When you play an instrument, there's always a sense of other players you try to emulate. It's natural, you start out with an instrument, especially when you're generally self-taught, as I am, and immediately start trying to play like the artists you most admire. You have no technical grasp of how to play that way, but you know what it generally sounds like. So you chase that, and fill in the technical aspects to try to get there.
Early on, for me, it was James Hetfield. I'm still in awe of his riffing and pick work. The man is a monster rhythm player, and when I started all I wanted to do was play rhythm guitar in a metal band. I can still do a pretty good approximation of his downstroke riffing, even if I no longer have anywhere near the speed that he can generate.
Often the players you want to emulate are just, well, out of reach. I love, and am astounded by, hyper-technical players like Steve Vai, Joe Satriani and Eric Johnson. Even as I played around with trying to learn some of their stuff, I knew that was not where I naturally sat as a musician.
As the years have passed, I have found myself in what I would generally call a "classic rock" style. What I do owes much to blues-based players like Jimmy Page and Slash, as well as strummers/songwriters like Bruce Springsteen. I'm comfortable there. It allows me the freedom to get heavy, a la Zeppelin, and also the space to get lyrical, like Springsteen.
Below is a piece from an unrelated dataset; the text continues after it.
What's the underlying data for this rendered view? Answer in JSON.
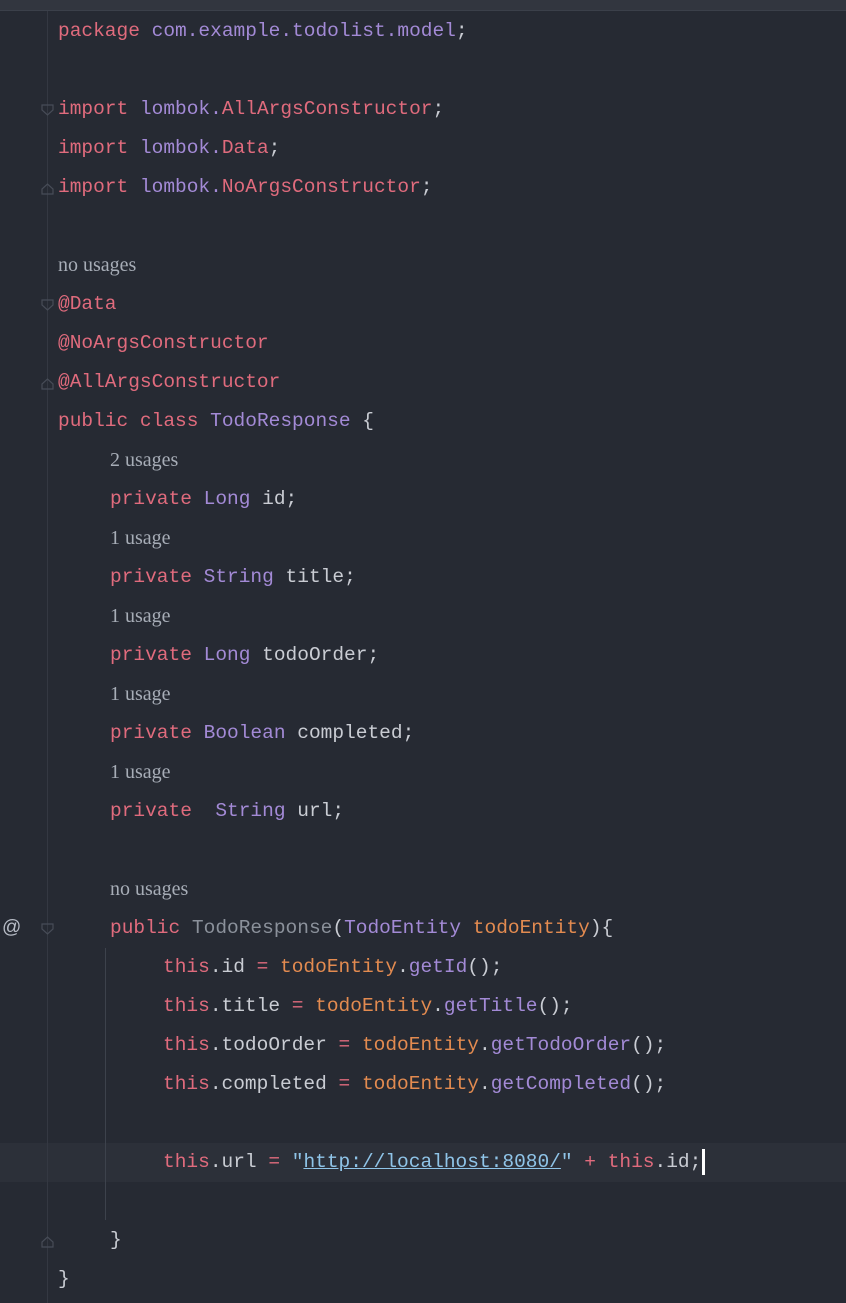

I'm also really, really into rhythm and groove, which sets me toward acts like King's X. Not to mention Rush (which is a deeply groove-oriented band, for all their progressive writing).
For absolute clarity, I am not even remotely as good as any of these artists, and do not, in any way claim to be. I simply am at a place where these are the players, and the sounds that I'm identifying and seeing in my own songwriting and playing. Even if all of the influences I've had over the years do, occasionally, erupt out of me.
I think this is where a lot of my well-documented frustration with the drum machine stems from. I want to hear the drums do more than just keep time, but actually play off the other instruments. The good news on that front is that the current project is moving forward with trying to find a drummer. I have a jam set up for next month with Paul C. and a guy recommended to me. The bad news is, he's leaving town before the end of the summer. Even with that, I'm hoping he works out and we can get some stuff recorded before he leaves. *fingers crossed*
In either case, it's made me keenly aware that I need a new approach to working with drums. I expect my next large music equipment purchase will be some sort of electric kit for recording. The idea of being able to organically play off of the rest of the music, even with my feeble percussion skills, is better than a glorified metronome.
Anyway, that's beside the point, for this discussion. I'm finding myself more and more drawn to Townshend's songwriting and playing. It's powerful, gut-level stuff, almost purely emotional, with just enough intellectual refinement to give it heft. As any reader of this blog should know by now, I really gravitate to art from the gut. I love how naked Townshend leaves himself in his songwriting, and how his playing seethes with rage. I'm reading a biography of the man, right now, Who Are You: The Life of Pete Townshend by Mark Wilkerson, and it comes up, time and again, that the shows where Pete would get well and truly enraged resulted in the most compelling performances.
Personally, I find the Townshend/Who albums of the 70's to be where he really came into his own as an artist. I've long held that "Baba O'Riley" is, simply, the greatest rock song ever written, and, as I've dug into the guitarist and band, that opinion has only strengthened.
Hell, Pete doesn't even touch the guitar until almost halfway through the song, and yet the whole thing literally drips with power and emotion. Which, of course, isn't just Townshend, but the whole band, Roger Daltrey, John Entwhistle and the great Keith Moon, just laying into the song. Wondrous.
The band, and Townshend, had a pretty rough go of the 80's. Even at that, I still think they produced some great tracks, "You Better, You Bet," and "Eminence Front" are quite good, if not up to their explosive earlier work. Pete's best work of that decade was on his solo disks, even as he struggled with alcoholism. You can't argue with "Rough Boys" or the amazing "Slit Skirts" (which Townshend has called an attempt to write in a "Springsteen style" - the wheel always comes around with me, it seems).
There is footage available of The Who in the 2000's that, for a group forty years into a career, is stunning in it's energy and power (Rush is just about the only band close, and, lets be honest, they were never an "explosive" band like The Who). A friend pointed me to this DVD of their 2000 Royal Albert Hall appearance, and I was knocked out. I'd also recommend any footage you can find of their set at The Concert for New York, after 9/11. Pete, after a decade of rather sedate performances, often remaining on acoustic guitar, seemed to just embrace punishing the guitar again.
As it stands now, with Daltrey and Townshend the last remaining members, after Entwhistle's death in 2002, I doubt another Who tour is in the offing (although Daltrey keeps touring). Their Endless Wire album was actually quite good, even superb, but it was also a rather low-key affair. Definitely worth a spin, if you have interest, but don't expect another "Who Are You" or "Substitute."
I plan to continue to look into Pete's playing, and how I can work more of his style into my own.